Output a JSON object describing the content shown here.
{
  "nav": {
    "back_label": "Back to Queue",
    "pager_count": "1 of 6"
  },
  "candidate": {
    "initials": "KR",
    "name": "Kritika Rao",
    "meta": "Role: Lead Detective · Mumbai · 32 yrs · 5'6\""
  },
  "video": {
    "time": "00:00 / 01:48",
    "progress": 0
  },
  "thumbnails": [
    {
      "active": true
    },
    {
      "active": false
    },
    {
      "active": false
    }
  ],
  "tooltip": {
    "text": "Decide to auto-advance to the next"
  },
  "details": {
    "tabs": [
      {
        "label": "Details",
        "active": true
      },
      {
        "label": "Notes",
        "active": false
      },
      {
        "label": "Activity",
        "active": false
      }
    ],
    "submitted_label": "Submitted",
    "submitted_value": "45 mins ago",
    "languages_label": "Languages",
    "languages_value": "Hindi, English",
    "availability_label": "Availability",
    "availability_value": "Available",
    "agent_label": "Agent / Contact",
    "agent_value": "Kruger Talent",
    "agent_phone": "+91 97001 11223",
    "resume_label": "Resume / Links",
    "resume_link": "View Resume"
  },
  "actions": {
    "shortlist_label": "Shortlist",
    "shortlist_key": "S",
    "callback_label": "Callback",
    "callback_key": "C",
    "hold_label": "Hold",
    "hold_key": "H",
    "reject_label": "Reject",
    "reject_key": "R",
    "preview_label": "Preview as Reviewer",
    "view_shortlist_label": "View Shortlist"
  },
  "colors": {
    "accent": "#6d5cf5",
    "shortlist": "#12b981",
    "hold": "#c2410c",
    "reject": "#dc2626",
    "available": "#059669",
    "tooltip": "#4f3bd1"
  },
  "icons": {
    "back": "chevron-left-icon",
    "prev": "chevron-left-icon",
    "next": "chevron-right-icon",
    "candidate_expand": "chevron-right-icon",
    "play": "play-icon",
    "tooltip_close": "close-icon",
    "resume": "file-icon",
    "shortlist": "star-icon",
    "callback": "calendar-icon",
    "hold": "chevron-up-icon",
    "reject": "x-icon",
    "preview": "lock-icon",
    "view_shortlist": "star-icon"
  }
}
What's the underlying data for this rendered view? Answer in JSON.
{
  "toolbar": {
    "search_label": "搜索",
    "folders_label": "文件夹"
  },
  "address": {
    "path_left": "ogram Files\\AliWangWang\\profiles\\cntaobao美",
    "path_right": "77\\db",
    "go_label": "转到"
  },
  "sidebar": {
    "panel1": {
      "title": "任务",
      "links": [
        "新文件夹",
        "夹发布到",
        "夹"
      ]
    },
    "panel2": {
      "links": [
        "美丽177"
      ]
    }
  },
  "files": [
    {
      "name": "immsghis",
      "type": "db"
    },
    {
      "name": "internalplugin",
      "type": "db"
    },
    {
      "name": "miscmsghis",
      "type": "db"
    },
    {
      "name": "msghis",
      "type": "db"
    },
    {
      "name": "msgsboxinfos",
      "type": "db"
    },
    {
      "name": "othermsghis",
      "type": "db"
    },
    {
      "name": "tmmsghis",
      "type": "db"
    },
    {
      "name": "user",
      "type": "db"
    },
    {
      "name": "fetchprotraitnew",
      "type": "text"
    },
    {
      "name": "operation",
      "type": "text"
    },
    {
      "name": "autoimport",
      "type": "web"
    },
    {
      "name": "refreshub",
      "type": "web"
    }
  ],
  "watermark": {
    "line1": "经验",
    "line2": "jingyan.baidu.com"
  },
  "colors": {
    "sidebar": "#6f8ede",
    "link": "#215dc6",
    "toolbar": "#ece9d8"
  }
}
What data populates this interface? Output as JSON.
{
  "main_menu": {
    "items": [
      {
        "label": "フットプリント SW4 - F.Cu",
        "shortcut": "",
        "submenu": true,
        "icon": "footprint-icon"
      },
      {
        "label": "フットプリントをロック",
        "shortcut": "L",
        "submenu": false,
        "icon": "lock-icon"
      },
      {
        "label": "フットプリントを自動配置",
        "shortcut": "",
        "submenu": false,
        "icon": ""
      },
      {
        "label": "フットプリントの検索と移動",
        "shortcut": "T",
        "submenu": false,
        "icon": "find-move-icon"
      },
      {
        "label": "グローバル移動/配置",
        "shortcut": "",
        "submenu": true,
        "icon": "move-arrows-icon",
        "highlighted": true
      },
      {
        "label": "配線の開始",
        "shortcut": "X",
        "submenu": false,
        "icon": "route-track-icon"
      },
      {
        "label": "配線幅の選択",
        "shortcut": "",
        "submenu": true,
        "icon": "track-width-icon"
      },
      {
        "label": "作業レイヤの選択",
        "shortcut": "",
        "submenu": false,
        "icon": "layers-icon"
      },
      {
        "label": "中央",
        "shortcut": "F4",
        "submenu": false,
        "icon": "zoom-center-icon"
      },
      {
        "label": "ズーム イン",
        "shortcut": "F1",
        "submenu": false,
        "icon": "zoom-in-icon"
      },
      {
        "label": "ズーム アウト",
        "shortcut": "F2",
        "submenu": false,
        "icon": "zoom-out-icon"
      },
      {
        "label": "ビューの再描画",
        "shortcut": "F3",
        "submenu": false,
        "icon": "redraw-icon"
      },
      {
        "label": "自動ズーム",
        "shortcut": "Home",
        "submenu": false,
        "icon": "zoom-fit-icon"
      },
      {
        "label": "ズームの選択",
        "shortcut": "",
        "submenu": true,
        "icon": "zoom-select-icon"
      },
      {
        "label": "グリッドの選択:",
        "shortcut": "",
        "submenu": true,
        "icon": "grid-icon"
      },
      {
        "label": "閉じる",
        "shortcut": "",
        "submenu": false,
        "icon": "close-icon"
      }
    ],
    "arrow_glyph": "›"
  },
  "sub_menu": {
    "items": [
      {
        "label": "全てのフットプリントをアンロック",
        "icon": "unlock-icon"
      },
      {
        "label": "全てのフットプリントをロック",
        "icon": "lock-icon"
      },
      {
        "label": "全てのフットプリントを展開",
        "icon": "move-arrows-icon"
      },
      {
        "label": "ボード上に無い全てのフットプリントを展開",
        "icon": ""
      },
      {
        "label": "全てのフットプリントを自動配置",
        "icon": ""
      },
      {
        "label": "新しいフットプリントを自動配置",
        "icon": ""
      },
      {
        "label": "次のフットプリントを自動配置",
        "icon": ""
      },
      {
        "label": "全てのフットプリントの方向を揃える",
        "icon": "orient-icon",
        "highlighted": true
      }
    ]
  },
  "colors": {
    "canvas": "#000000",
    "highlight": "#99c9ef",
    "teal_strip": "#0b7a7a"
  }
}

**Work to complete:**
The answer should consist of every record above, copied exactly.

**Result:**
Output a JSON object describing the content shown here.
{
  "nav": {
    "back_label": "Back to Queue",
    "pager_count": "1 of 6"
  },
  "candidate": {
    "initials": "KR",
    "name": "Kritika Rao",
    "meta": "Role: Lead Detective · Mumbai · 32 yrs · 5'6\""
  },
  "video": {
    "time": "00:00 / 01:48",
    "progress": 0
  },
  "thumbnails": [
    {
      "active": true
    },
    {
      "active": false
    },
    {
      "active": false
    }
  ],
  "tooltip": {
    "text": "Decide to auto-advance to the next"
  },
  "details": {
    "tabs": [
      {
        "label": "Details",
        "active": true
      },
      {
        "label": "Notes",
        "active": false
      },
      {
        "label": "Activity",
        "active": false
      }
    ],
    "submitted_label": "Submitted",
    "submitted_value": "45 mins ago",
    "languages_label": "Languages",
    "languages_value": "Hindi, English",
    "availability_label": "Availability",
    "availability_value": "Available",
    "agent_label": "Agent / Contact",
    "agent_value": "Kruger Talent",
    "agent_phone": "+91 97001 11223",
    "resume_label": "Resume / Links",
    "resume_link": "View Resume"
  },
  "actions": {
    "shortlist_label": "Shortlist",
    "shortlist_key": "S",
    "callback_label": "Callback",
    "callback_key": "C",
    "hold_label": "Hold",
    "hold_key": "H",
    "reject_label": "Reject",
    "reject_key": "R",
    "preview_label": "Preview as Reviewer",
    "view_shortlist_label": "View Shortlist"
  },
  "colors": {
    "accent": "#6d5cf5",
    "shortlist": "#12b981",
    "hold": "#c2410c",
    "reject": "#dc2626",
    "available": "#059669",
    "tooltip": "#4f3bd1"
  },
  "icons": {
    "back": "chevron-left-icon",
    "prev": "chevron-left-icon",
    "next": "chevron-right-icon",
    "candidate_expand": "chevron-right-icon",
    "play": "play-icon",
    "tooltip_close": "close-icon",
    "resume": "file-icon",
    "shortlist": "star-icon",
    "callback": "calendar-icon",
    "hold": "chevron-up-icon",
    "reject": "x-icon",
    "preview": "lock-icon",
    "view_shortlist": "star-icon"
  }
}
What's the underlying data for this rendered view? Answer in JSON.
{
  "toolbar": {
    "search_label": "搜索",
    "folders_label": "文件夹"
  },
  "address": {
    "path_left": "ogram Files\\AliWangWang\\profiles\\cntaobao美",
    "path_right": "77\\db",
    "go_label": "转到"
  },
  "sidebar": {
    "panel1": {
      "title": "任务",
      "links": [
        "新文件夹",
        "夹发布到",
        "夹"
      ]
    },
    "panel2": {
      "links": [
        "美丽177"
      ]
    }
  },
  "files": [
    {
      "name": "immsghis",
      "type": "db"
    },
    {
      "name": "internalplugin",
      "type": "db"
    },
    {
      "name": "miscmsghis",
      "type": "db"
    },
    {
      "name": "msghis",
      "type": "db"
    },
    {
      "name": "msgsboxinfos",
      "type": "db"
    },
    {
      "name": "othermsghis",
      "type": "db"
    },
    {
      "name": "tmmsghis",
      "type": "db"
    },
    {
      "name": "user",
      "type": "db"
    },
    {
      "name": "fetchprotraitnew",
      "type": "text"
    },
    {
      "name": "operation",
      "type": "text"
    },
    {
      "name": "autoimport",
      "type": "web"
    },
    {
      "name": "refreshub",
      "type": "web"
    }
  ],
  "watermark": {
    "line1": "经验",
    "line2": "jingyan.baidu.com"
  },
  "colors": {
    "sidebar": "#6f8ede",
    "link": "#215dc6",
    "toolbar": "#ece9d8"
  }
}
What data populates this interface? Output as JSON.
{
  "main_menu": {
    "items": [
      {
        "label": "フットプリント SW4 - F.Cu",
        "shortcut": "",
        "submenu": true,
        "icon": "footprint-icon"
      },
      {
        "label": "フットプリントをロック",
        "shortcut": "L",
        "submenu": false,
        "icon": "lock-icon"
      },
      {
        "label": "フットプリントを自動配置",
        "shortcut": "",
        "submenu": false,
        "icon": ""
      },
      {
        "label": "フットプリントの検索と移動",
        "shortcut": "T",
        "submenu": false,
        "icon": "find-move-icon"
      },
      {
        "label": "グローバル移動/配置",
        "shortcut": "",
        "submenu": true,
        "icon": "move-arrows-icon",
        "highlighted": true
      },
      {
        "label": "配線の開始",
        "shortcut": "X",
        "submenu": false,
        "icon": "route-track-icon"
      },
      {
        "label": "配線幅の選択",
        "shortcut": "",
        "submenu": true,
        "icon": "track-width-icon"
      },
      {
        "label": "作業レイヤの選択",
        "shortcut": "",
        "submenu": false,
        "icon": "layers-icon"
      },
      {
        "label": "中央",
        "shortcut": "F4",
        "submenu": false,
        "icon": "zoom-center-icon"
      },
      {
        "label": "ズーム イン",
        "shortcut": "F1",
        "submenu": false,
        "icon": "zoom-in-icon"
      },
      {
        "label": "ズーム アウト",
        "shortcut": "F2",
        "submenu": false,
        "icon": "zoom-out-icon"
      },
      {
        "label": "ビューの再描画",
        "shortcut": "F3",
        "submenu": false,
        "icon": "redraw-icon"
      },
      {
        "label": "自動ズーム",
        "shortcut": "Home",
        "submenu": false,
        "icon": "zoom-fit-icon"
      },
      {
        "label": "ズームの選択",
        "shortcut": "",
        "submenu": true,
        "icon": "zoom-select-icon"
      },
      {
        "label": "グリッドの選択:",
        "shortcut": "",
        "submenu": true,
        "icon": "grid-icon"
      },
      {
        "label": "閉じる",
        "shortcut": "",
        "submenu": false,
        "icon": "close-icon"
      }
    ],
    "arrow_glyph": "›"
  },
  "sub_menu": {
    "items": [
      {
        "label": "全てのフットプリントをアンロック",
        "icon": "unlock-icon"
      },
      {
        "label": "全てのフットプリントをロック",
        "icon": "lock-icon"
      },
      {
        "label": "全てのフットプリントを展開",
        "icon": "move-arrows-icon"
      },
      {
        "label": "ボード上に無い全てのフットプリントを展開",
        "icon": ""
      },
      {
        "label": "全てのフットプリントを自動配置",
        "icon": ""
      },
      {
        "label": "新しいフットプリントを自動配置",
        "icon": ""
      },
      {
        "label": "次のフットプリントを自動配置",
        "icon": ""
      },
      {
        "label": "全てのフットプリントの方向を揃える",
        "icon": "orient-icon",
        "highlighted": true
      }
    ]
  },
  "colors": {
    "canvas": "#000000",
    "highlight": "#99c9ef",
    "teal_strip": "#0b7a7a"
  }
}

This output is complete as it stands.